Media & Media Literacy
Now it’s time for that beloved and time-honored game, “Satire (Please, God, Let It Be Satire) or Not Satire”: Doree Lewak in the New York Post.
[W]hen I know I’m looking good, I brazenly walk past a construction site, anticipating that whistle and “Hey, mama!” catcall. Works every time — my ego and I can’t fit through the door!
Recently, in Ferguson, Missouri: A lot of things happened....read more
By posting two pictures of themselves – one in a conventionally positive scenario, and another in a more negative light – hundreds of people have hit back at a form of stereotyping they feel is common in the media.
UPDATE: as requested in comments, I want to make it clear that discussion of everything regarding police actions in Ferguson related to the Michael Brown shooting and the brutal shutdown of peaceful protests there, plus the history of other police shootings and oppression of POC, is on topic for this thread....read more
[Trigger warning for rape]
In January, the Obama administration created a task force to address the sexual assault epidemic on college campuses. This, according to George Will in the Washington Post, is just another example of the progressivism that has created a privileged status for sexual assault victims. Kind of like a private party that’s only open to sexual assault survivors, and everyone else is looking in through the windows going, “Are those shrimp puffs? And Bellinis? Y’all, I’m totally telling people I was raped so I can get some shrimp puffs.”...read more
Currently circling the social media globe with the force of impassioned clicktivism is the hashtag #BringBackOurGirls. Sometimes it’s accompanied by photos of African girls (not always Nigerian), sometimes by photos of Nigerian mothers gathered in protest, sometimes by links to news stories, sometimes by nothing at all. It offers solidarity and raises awareness — but it isn’t without issue. We need to show solidarity, raise awareness, and hold those in positions of power accountable.
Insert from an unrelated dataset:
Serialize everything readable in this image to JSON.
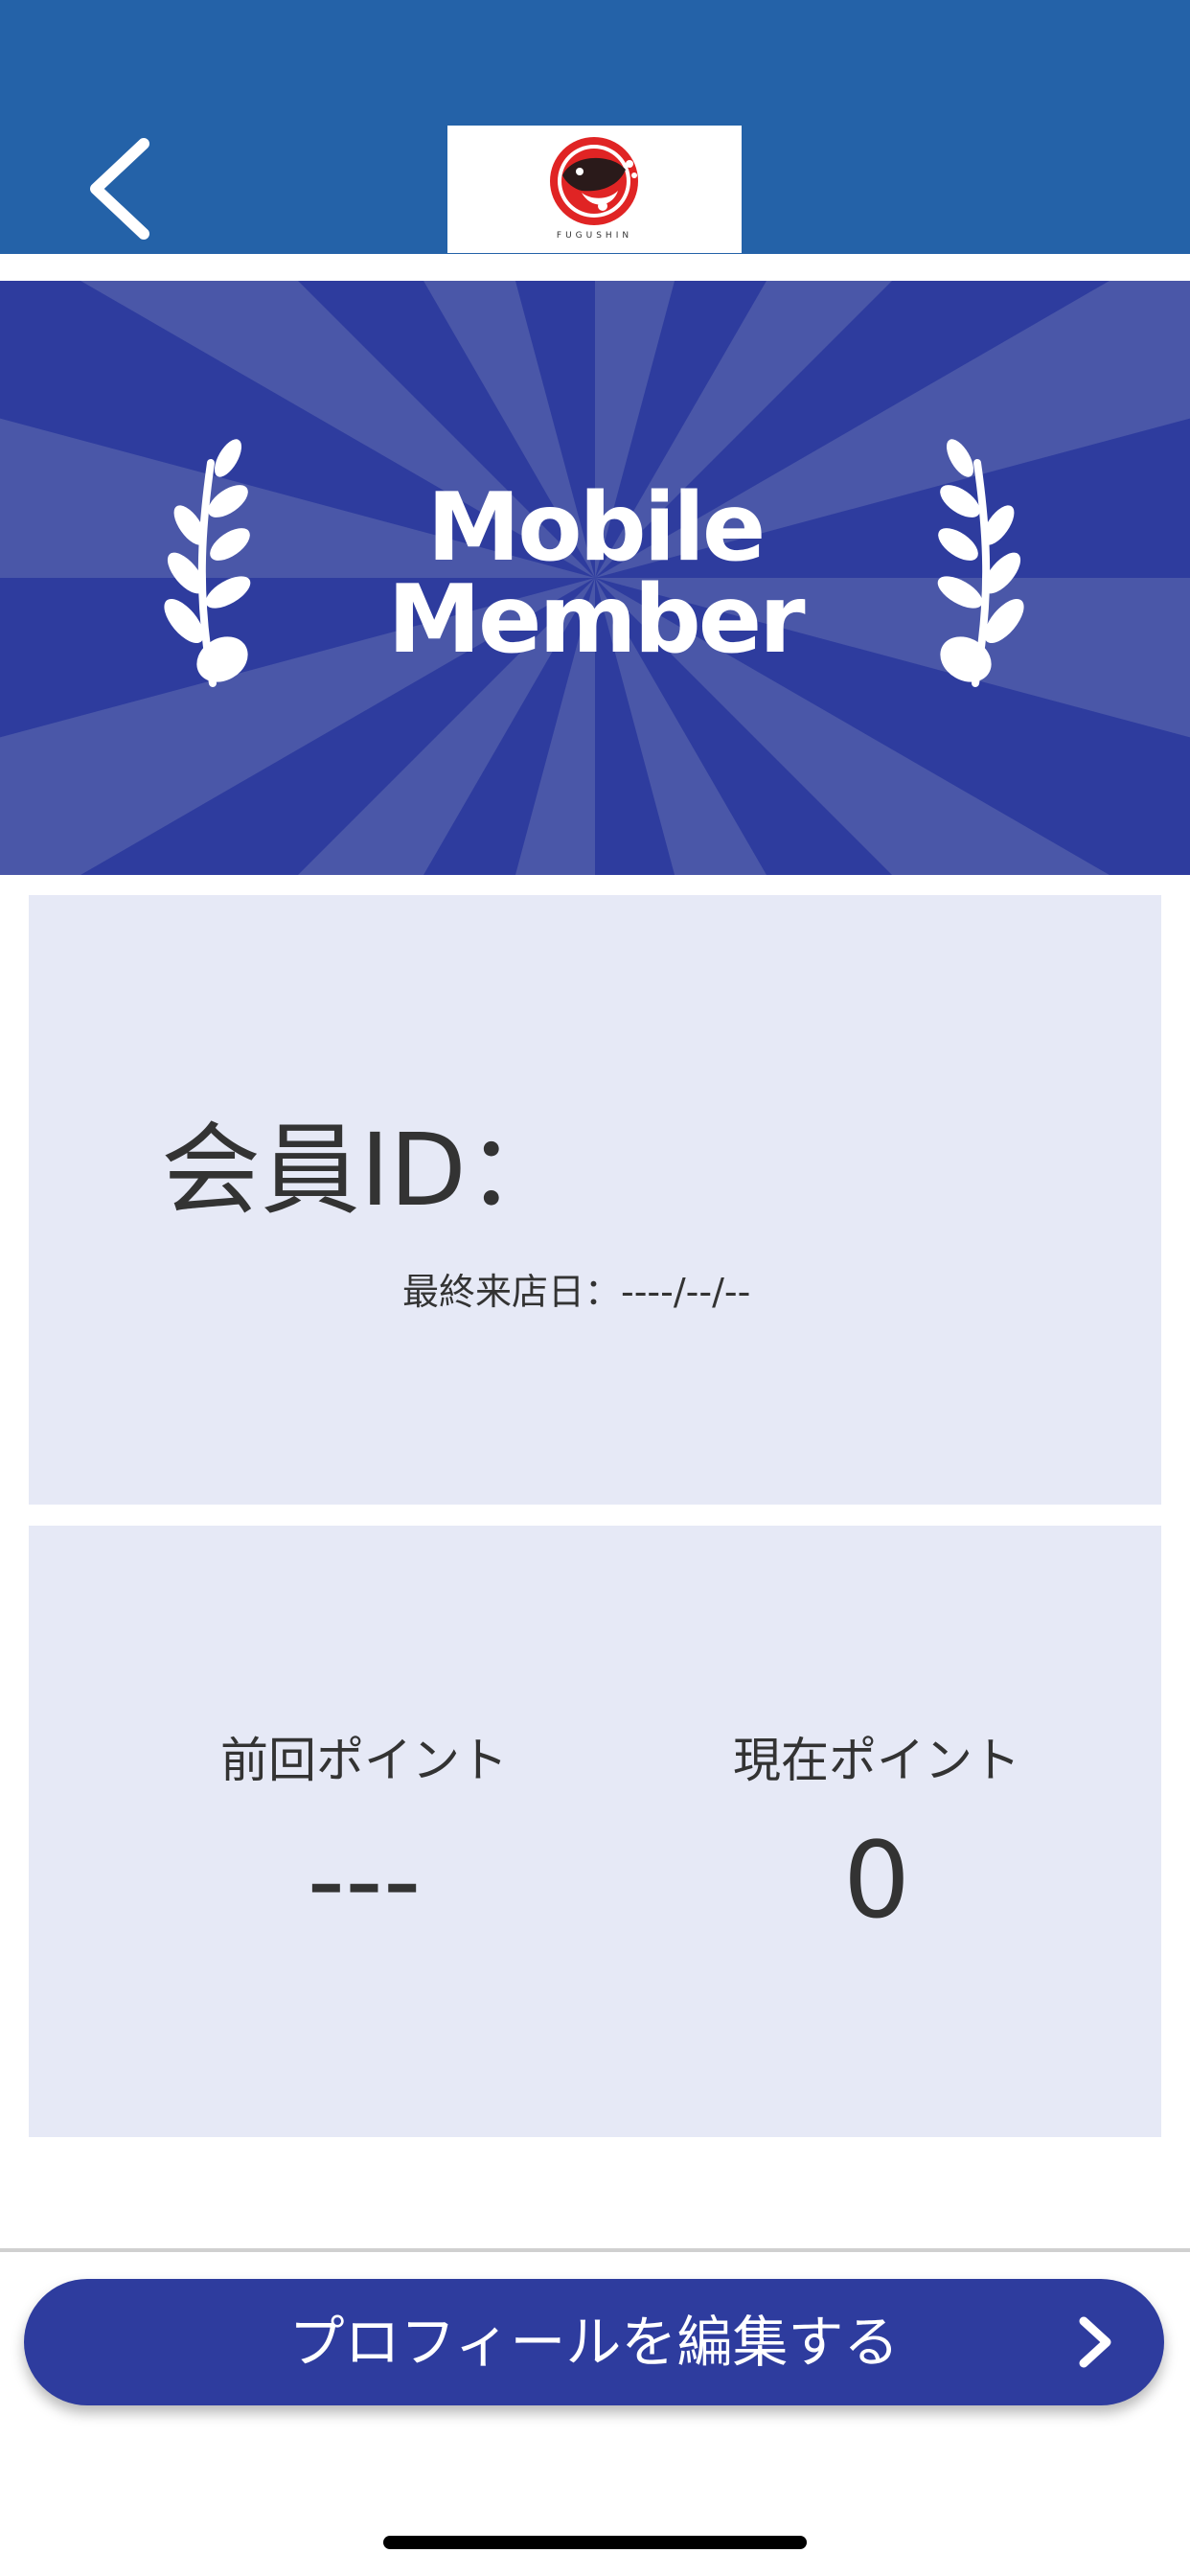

We also need to understand what we are and aren’t accomplishing when we retweet....read more
Alexis Okeowo in The New Yorker: Nigeria’s stolen girls.
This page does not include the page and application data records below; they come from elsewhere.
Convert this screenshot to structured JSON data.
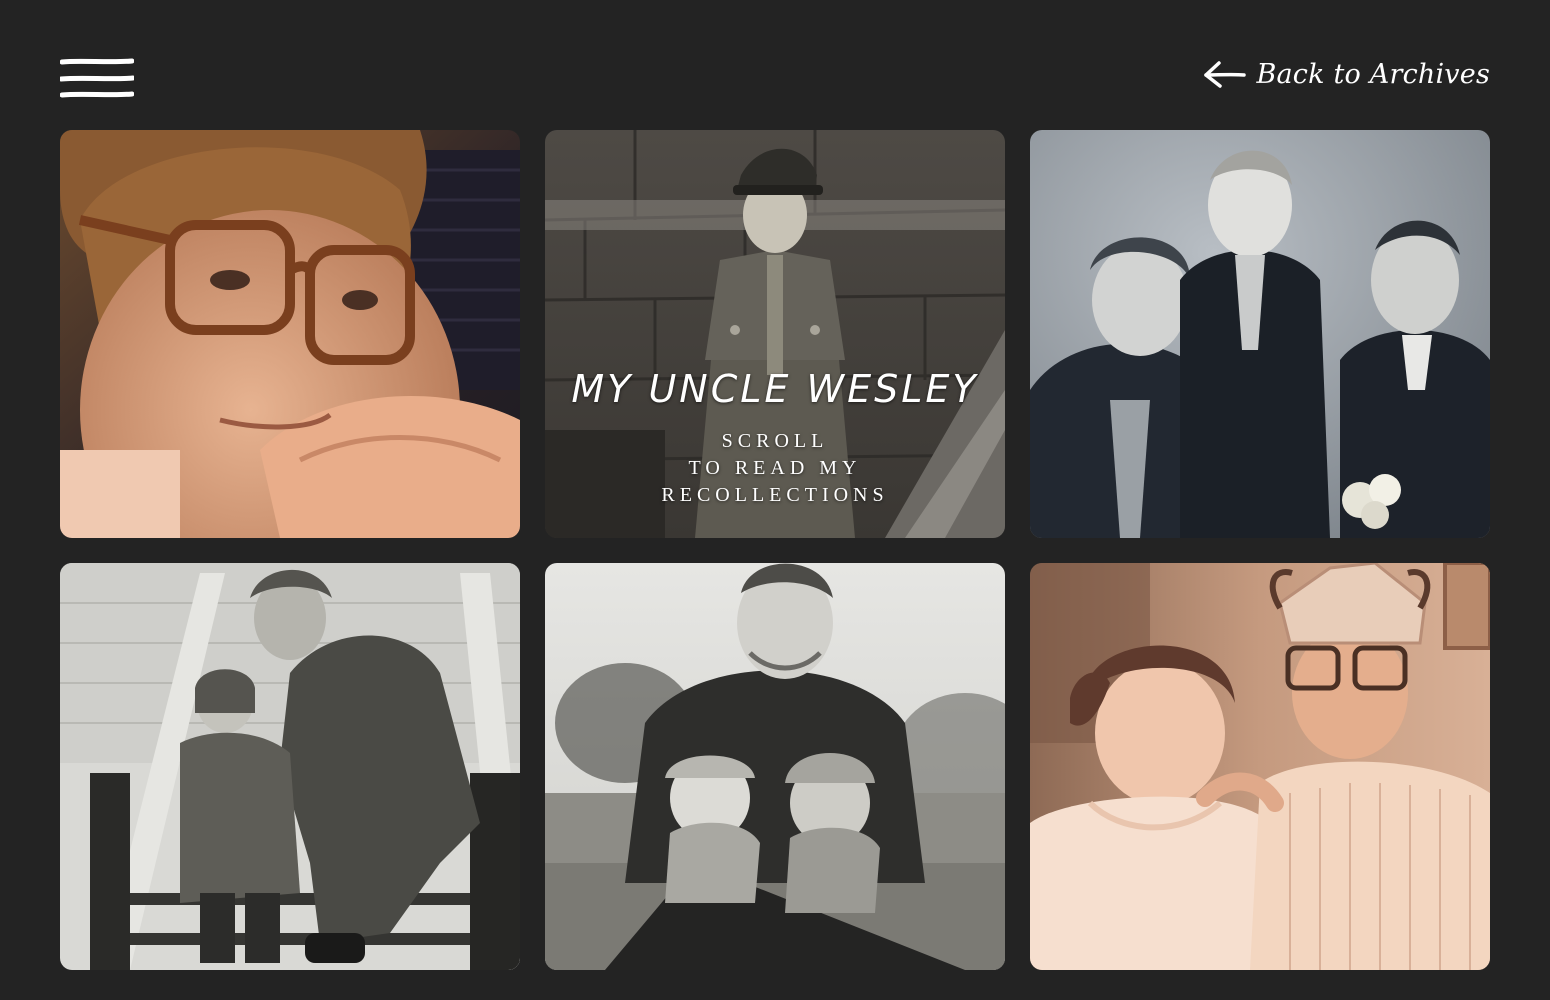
{
  "header": {
    "menu_icon": "hamburger-menu-icon",
    "back_link": {
      "label": "Back to Archives",
      "icon": "arrow-left-icon"
    }
  },
  "hero": {
    "title": "MY UNCLE WESLEY",
    "scroll_hint": [
      "SCROLL",
      "TO READ MY",
      "RECOLLECTIONS"
    ]
  },
  "colors": {
    "background": "#232323",
    "text": "#ffffff"
  }
}
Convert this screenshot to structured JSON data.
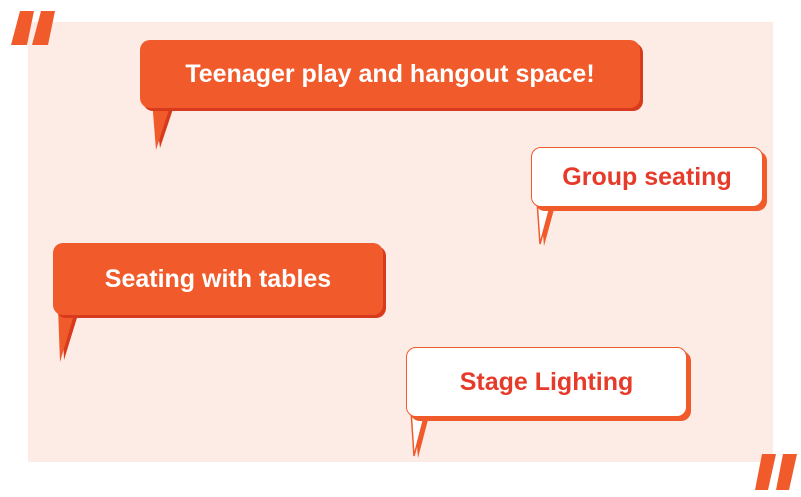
{
  "decor": {
    "open_quote_icon": "open-quote-icon",
    "close_quote_icon": "close-quote-icon",
    "accent_color": "#f15a2a",
    "text_color": "#e63b2a",
    "background_color": "#fdebe5"
  },
  "bubbles": [
    {
      "text": "Teenager play and hangout space!",
      "style": "filled"
    },
    {
      "text": "Group seating",
      "style": "outline"
    },
    {
      "text": "Seating with tables",
      "style": "filled"
    },
    {
      "text": "Stage Lighting",
      "style": "outline"
    }
  ]
}
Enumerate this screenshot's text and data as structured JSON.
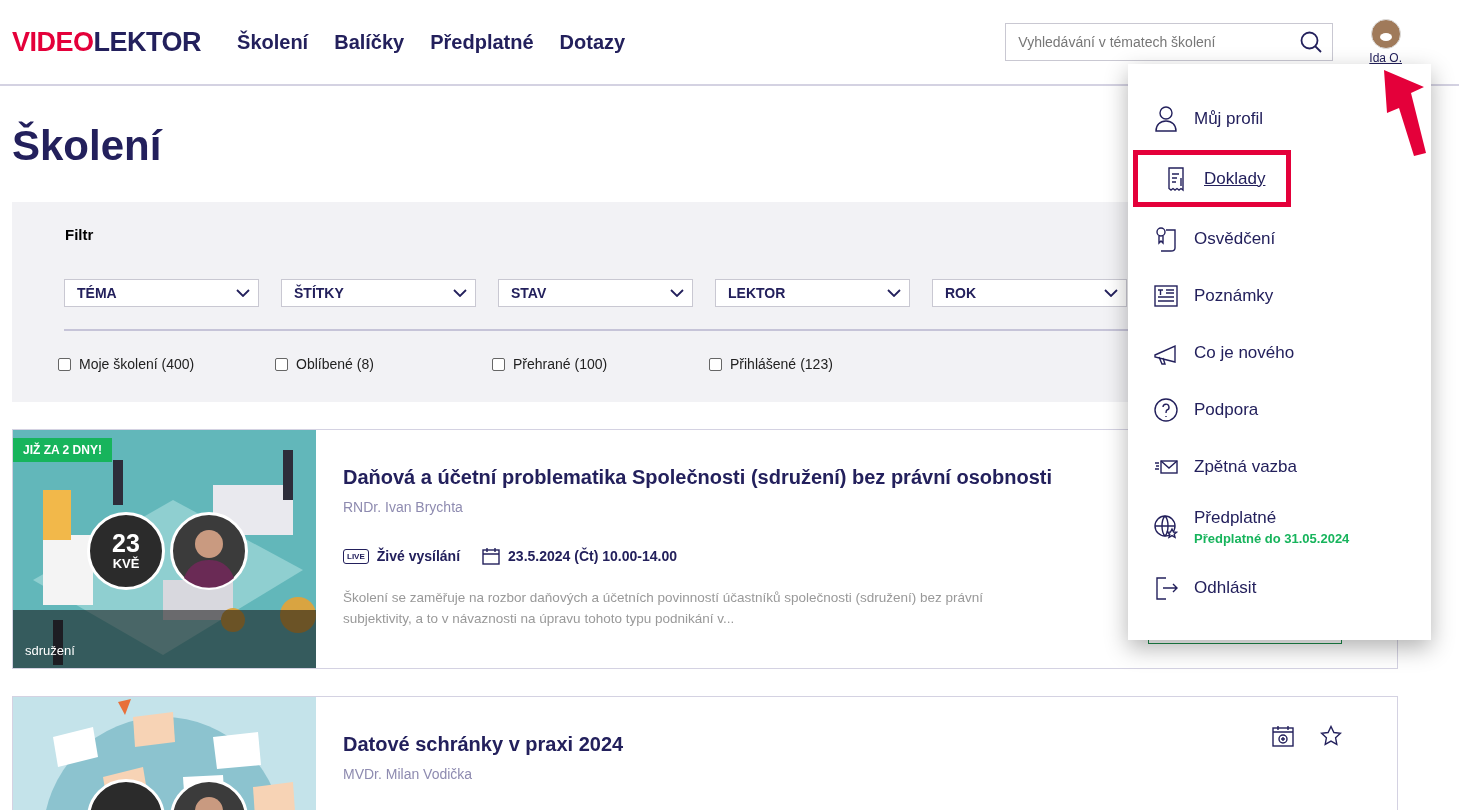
{
  "logo": {
    "part_1": "VIDEO",
    "part_2": "LEKTOR"
  },
  "nav": [
    "Školení",
    "Balíčky",
    "Předplatné",
    "Dotazy"
  ],
  "search": {
    "placeholder": "Vyhledávání v tématech školení"
  },
  "user": {
    "name": "Ida O."
  },
  "page_title": "Školení",
  "filter": {
    "title": "Filtr",
    "selects": [
      "TÉMA",
      "ŠTÍTKY",
      "STAV",
      "LEKTOR",
      "ROK"
    ],
    "checkboxes": [
      {
        "label": "Moje školení",
        "count": "(400)",
        "checked": false
      },
      {
        "label": "Oblíbené",
        "count": "(8)",
        "checked": false
      },
      {
        "label": "Přehrané",
        "count": "(100)",
        "checked": false
      },
      {
        "label": "Přihlášené",
        "count": "(123)",
        "checked": false
      }
    ]
  },
  "trainings": [
    {
      "badge": "JIŽ ZA 2 DNY!",
      "day": "23",
      "month": "KVĚ",
      "category": "sdružení",
      "title": "Daňová a účetní problematika Společnosti (sdružení) bez právní osobnosti",
      "lecturer": "RNDr. Ivan Brychta",
      "live_badge": "LIVE",
      "mode": "Živé vysílání",
      "date": "23.5.2024 (Čt) 10.00-14.00",
      "description": "Školení se zaměřuje na rozbor daňových a účetních povinností účastníků společnosti (sdružení) bez právní subjektivity, a to v návaznosti na úpravu tohoto typu podnikání v..."
    },
    {
      "title": "Datové schránky v praxi 2024",
      "lecturer": "MVDr. Milan Vodička",
      "actions": true
    }
  ],
  "user_menu": {
    "items": [
      {
        "label": "Můj profil",
        "highlighted": false
      },
      {
        "label": "Doklady",
        "highlighted": true
      },
      {
        "label": "Osvědčení",
        "highlighted": false
      },
      {
        "label": "Poznámky",
        "highlighted": false
      },
      {
        "label": "Co je nového",
        "highlighted": false
      },
      {
        "label": "Podpora",
        "highlighted": false
      },
      {
        "label": "Zpětná vazba",
        "highlighted": false
      },
      {
        "label": "Předplatné",
        "note": "Předplatné do 31.05.2024",
        "highlighted": false
      },
      {
        "label": "Odhlásit",
        "highlighted": false
      }
    ]
  },
  "annotation": {
    "arrow": true
  }
}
If this were happening anywhere else in the world, there would have been non-stop mass media coverage of the burnt school and the grieving families and relentless questioning of the relevant officials as to the inadequacy of the search and rescue operations....read more
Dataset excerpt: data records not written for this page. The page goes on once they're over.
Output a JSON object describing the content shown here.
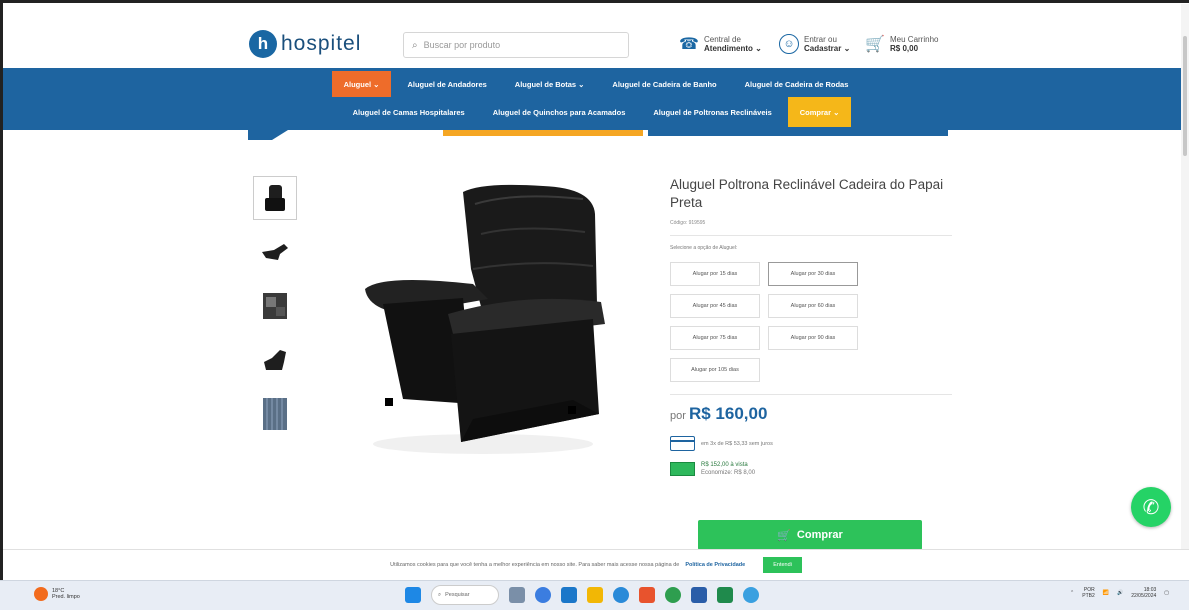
{
  "header": {
    "logo_text": "hospitel",
    "search_placeholder": "Buscar por produto",
    "central": {
      "line1": "Central de",
      "line2": "Atendimento ⌄"
    },
    "login": {
      "line1": "Entrar ou",
      "line2": "Cadastrar ⌄"
    },
    "cart": {
      "line1": "Meu Carrinho",
      "line2": "R$ 0,00",
      "count": "0"
    }
  },
  "nav": {
    "row1": [
      "Aluguel ⌄",
      "Aluguel de Andadores",
      "Aluguel de Botas ⌄",
      "Aluguel de Cadeira de Banho",
      "Aluguel de Cadeira de Rodas"
    ],
    "row2": [
      "Aluguel de Camas Hospitalares",
      "Aluguel de Quinchos para Acamados",
      "Aluguel de Poltronas Reclináveis",
      "Comprar ⌄"
    ]
  },
  "product": {
    "title": "Aluguel Poltrona Reclinável Cadeira do Papai Preta",
    "code": "Código: 919595",
    "select_label": "Selecione a opção de Aluguel:",
    "options": [
      "Alugar por 15 dias",
      "Alugar por 30 dias",
      "Alugar por 45 dias",
      "Alugar por 60 dias",
      "Alugar por 75 dias",
      "Alugar por 90 dias",
      "Alugar por 105 dias"
    ],
    "selected_option": "Alugar por 30 dias",
    "price_prefix": "por",
    "price": "R$ 160,00",
    "installments": "em 3x de R$ 53,33 sem juros",
    "cash_price": "R$ 152,00 à vista",
    "cash_savings": "Economize: R$ 8,00",
    "buy_label": "Comprar"
  },
  "cookie": {
    "text": "Utilizamos cookies para que você tenha a melhor experiência em nosso site. Para saber mais acesse nossa página de",
    "policy": "Política de Privacidade",
    "button": "Entendi"
  },
  "taskbar": {
    "weather_temp": "18°C",
    "weather_desc": "Pred. limpo",
    "search_label": "Pesquisar",
    "lang": "POR",
    "lang2": "PTB2",
    "time": "18:03",
    "date": "22/05/2024"
  },
  "colors": {
    "brand": "#1e64a0",
    "orange": "#ee6c2a",
    "yellow": "#f5b719",
    "green": "#2dc25a"
  }
}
Guest Blogger: Rachel Glasser
Through their fictional narratives, each show points directly at a corrupted government system, a racist society, and a gender stratified world in a way that is impossible to ignore....read more
The Sheryl Sandberg-driven movement that is #banbossy has its fans and its detractors — and rightly so. There are those who agree that yes, language like “bossy” is often applied to girls in response to behavior that would otherwise be seen as strong and assertive. Then there are those who point out that “bossy” can also be applied to overbearing, inflexible, rude behaviors that aren’t conducive to leadership. In the end, though, if you really want to know how “bossy” affects girls, do what SheKnows did and just ask them....read more
What do we mean when we define a female character as “strong”? When an actress is the protagonist, her conflict is decidedly different than the average male protagonist’s: In literary terms, we often see the female protagonist engaged in a “man vs. self” struggle, while male protagonists wrestle with outside forces. The point is not at all that any one iteration of female “strength” is more admirable – more worthy of depiction on-screen – than another, but rather than our female characters consistently demonstrate one kind of strength while our male characters demonstrate another. Furthermore, when our female characters demonstrate stereotypically “male” strength, they do not win the awards.
These complications of storytelling are all exacerbated by Hollywood demographics :...read more
[Trigger warning for eating disorders]
This week has been designated National Eating Disorders Awareness Week, and the tagline for 2014 is I Had No Idea. It recognizes the fact that eating disorders are more prevalent and more dangerous than many people recognize and that they touch every aspect of life. Talking about eating disorders is always a question mark for me — for some women, simply discussing it can be immensely triggering, and in areas of education, one girl’s cautionary tale can be another’s instructional video. (I’ve mentioned in the past that my introduction to bulimia came through educational efforts.) But for a week like this one, raising awareness — and, as part of that, dispelling myths — makes it worth the risk. Because a lot of people really do have no idea....read more
Mainstream women’s magazines, despite their protestations to the contrary, are rarely an outright bastion of body positivity for any woman of non-model proportions and facial features. So it’s admirable that it was Marie Claire Australia that commissioned six ad agencies to create print ads encouraging women to love their bodies. But is it enough?...read more
Heard that there was something going on with Jezebel and Vogue magazine and Lena Dunham, and you were quasi-curious but not really curious, or you were semi-demi-curious but not inclined to give Jezebel the clicks? For your reading pleasure: the condensed version....read more